Electors were asked: “If an election for the House of Representatives were held today — which party would receive your first preference?”

Finding No. 4949 - This multi-mode Morgan Poll on Federal voting intention was conducted over the last few days via Face-to-Face, Internet and SMS interviewing, May 31- June 2, 2013 with an Australia-wide cross-section of 3,276 Australian electors aged 18+, of all electors surveyed a low 1.5% (up  0.5%) did not name a party.


Morgan Poll Federal Voting Intention - Two-Party Preferred

Roy Morgan GCR

Men

 

PRIMARY VOTE

 

Multi-Mode

 

May
10-12, 2013

May
17-19, 2013

May
24-26, 2013

May 31
- June 2, 2013

 

%

%

%

%

ALP

30

31

31

29.5

L-NP

50 (4)

48 (2.5)

47.5 (3)

47.5 (2.5)

Greens

8

9

9.5

8

Ind. /Other

12

12

12

15

TOTAL

100

100

100

100

 

TWO-PARTY PREFERRED

ALP

41

43.5

43.5

42

L-NP

59

56.5

56.5

58

TOTAL

100

100

100

100

Women

 

PRIMARY VOTE

 

Multi-Mode

 

May
10-12, 2013

May
17-19, 2013

May
24-26, 2013

May 31
- June 2, 2013

 

%

%

%

%

ALP

33.5

33.5

35.5

33.5

L-NP

43 (3)

43 (2.5)

44 (3)

43.5 (3)

Greens

10.5

11

9.5

11

Ind. /Other

13

12.5

11

12

TOTAL

100

100

100

100

 

TWO-PARTY PREFERRED

ALP

47

46.5

47.5

47.5

L-NP

53

53.5

52.5

52.5

TOTAL

100

100

100

100

For further information:

Contact

Office

Mobile

Gary Morgan:     

+61 3 9224 5213  

+61 411 129 094

Michele Levine:       

+61 3 9224 5215  

+61 411 129 093

Data Tables

Margin of Error

The margin of error to be allowed for in any estimate depends mainly on the number of interviews on which it is based. The following table gives indications of the likely range within which estimates would be 95% likely to fall, expressed as the number of percentage points above or below the actual estimate. The figures are approximate and for general guidance only, and assume a simple random sample. Allowance for design effects (such as stratification and weighting) should be made as appropriate.

Sample Size Percentage Estimate
40%-60% 25% or 75% 10% or 90% 5% or 95%
500 ±4.5 ±3.9 ±2.7 ±1.9
1,000 ±3.2 ±2.7 ±1.9 ±1.4
1,500 ±2.6 ±2.2 ±1.5 ±1.1
2,000 ±2.2 ±1.9 ±1.3 ±1

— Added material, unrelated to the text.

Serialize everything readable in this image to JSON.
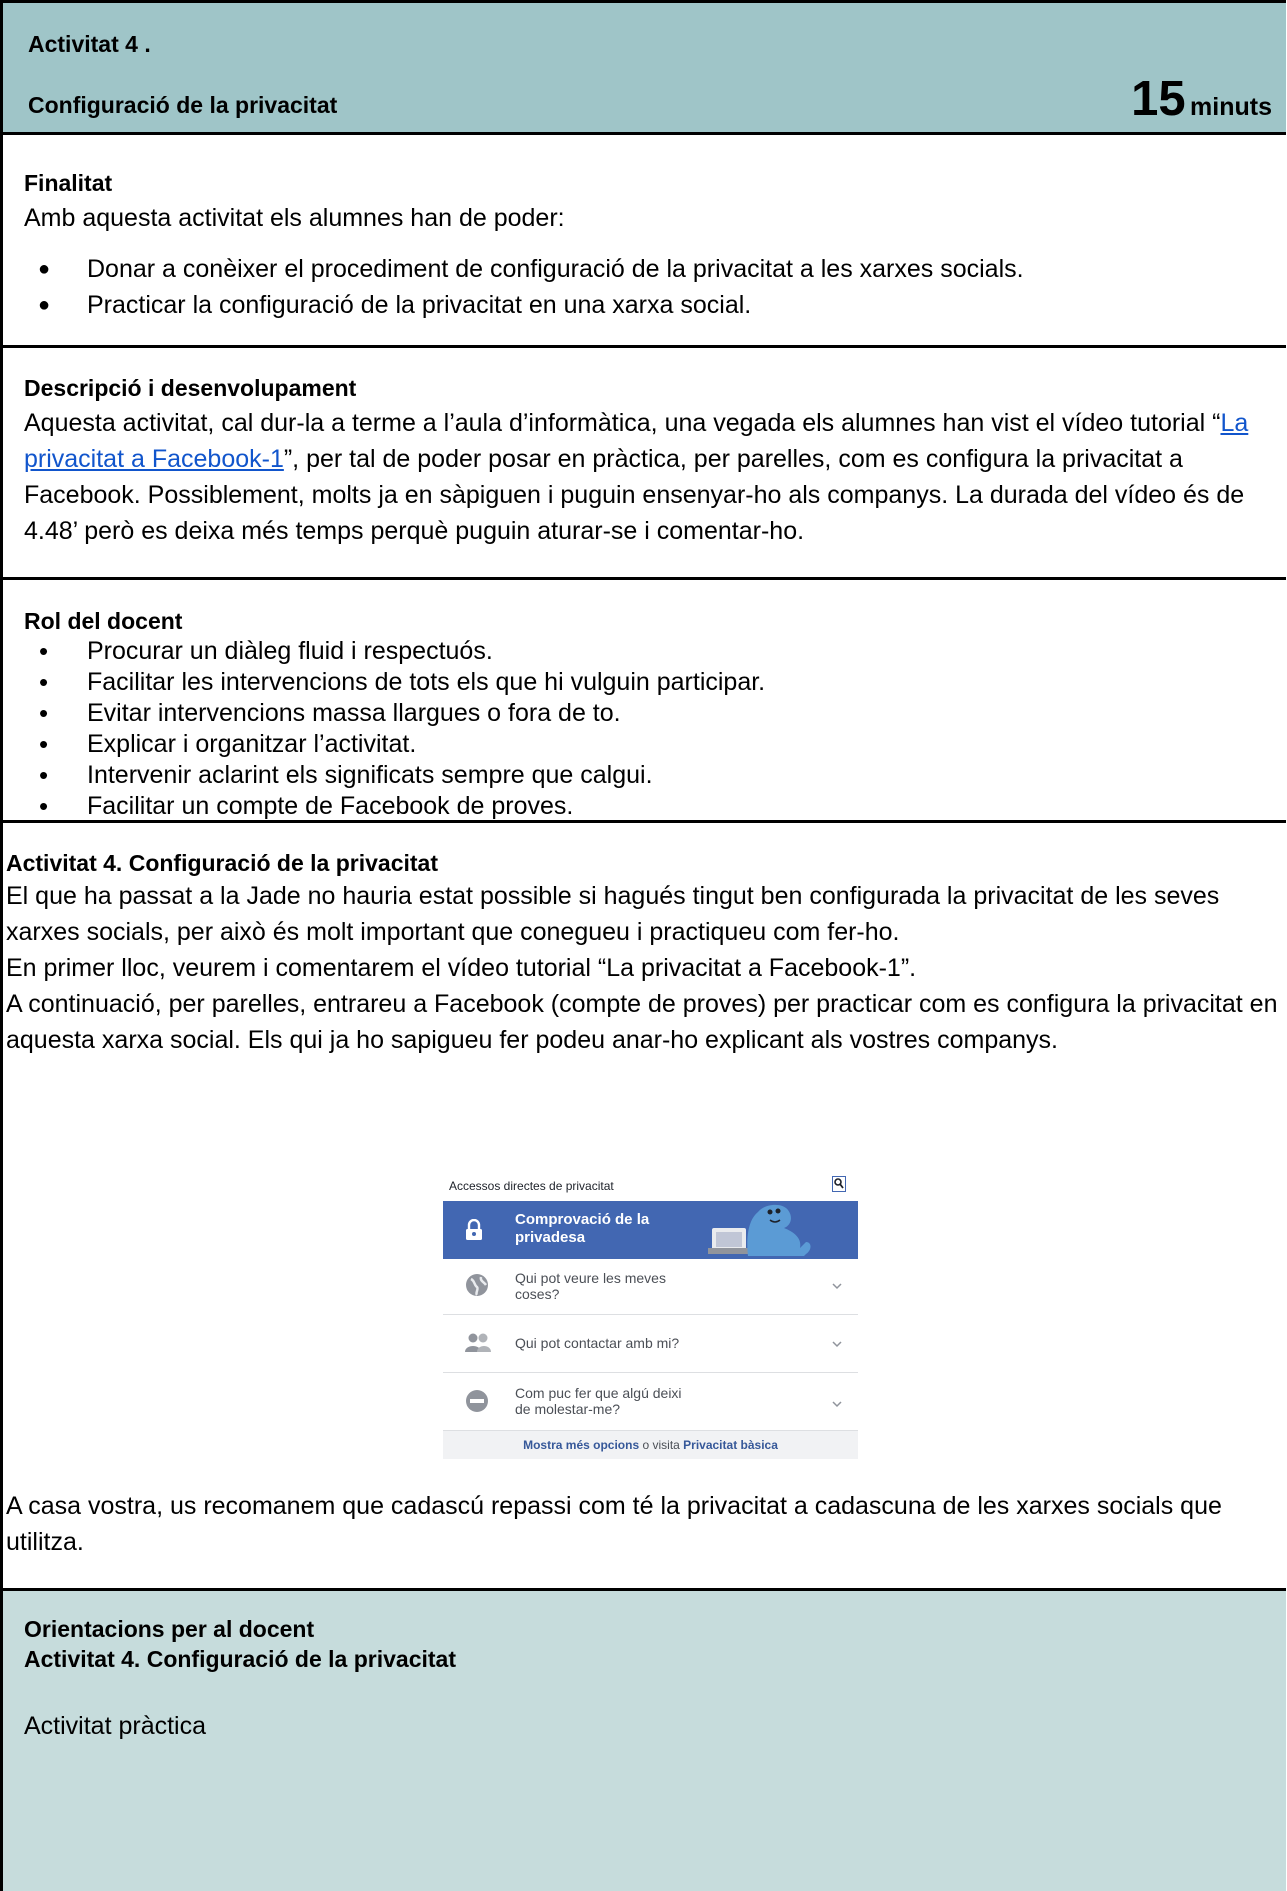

Morgan Poll Accuracy - Recent Elections State & Federal (2007 — 2012)

The Morgan Poll has proven to be consistently the most accurate regular poll in recent Australian Elections — including the 2007 Federal Election, 2010 Federal Election, 2010 Victorian State Election & 2012 Queensland State Election.

Note: The recent discussion on Possum Pollytics regarding Morgan and Newspoll is well worth reading.

The following included comment says it all: "I find it interesting that for the only poll in the last five years for which there is any 'real' figure with which to compare, i.e. the polls immediately before the 2004 election, Morgan (45.5%) was closer to the actual Coalition Primary (46.7%) than Newspoll (45%) or Nielsen (49%), and Morgan (38.5%) was also closer to the ALP actual primary (37.6%) than Newspoll (39%), and only marginally further away than Nielsen (37%). Since we have no idea of how far away the ongoing polls are from 'reality' (whatever that means), surely we should just go with what we know, that in the most recent testable case, Morgan was better at forecasting the actual primary vote than Newspoll.  On what possible basis should we decide that the Newspoll or Nielsen primary vote estimate is 'better' than Morgan's."


The Roy Morgan Research Centre conducts the Morgan Poll in Australia and New Zealand and is the Gallup International Association Member.

No other public opinion poll taken in Australia or New Zealand has this qualification.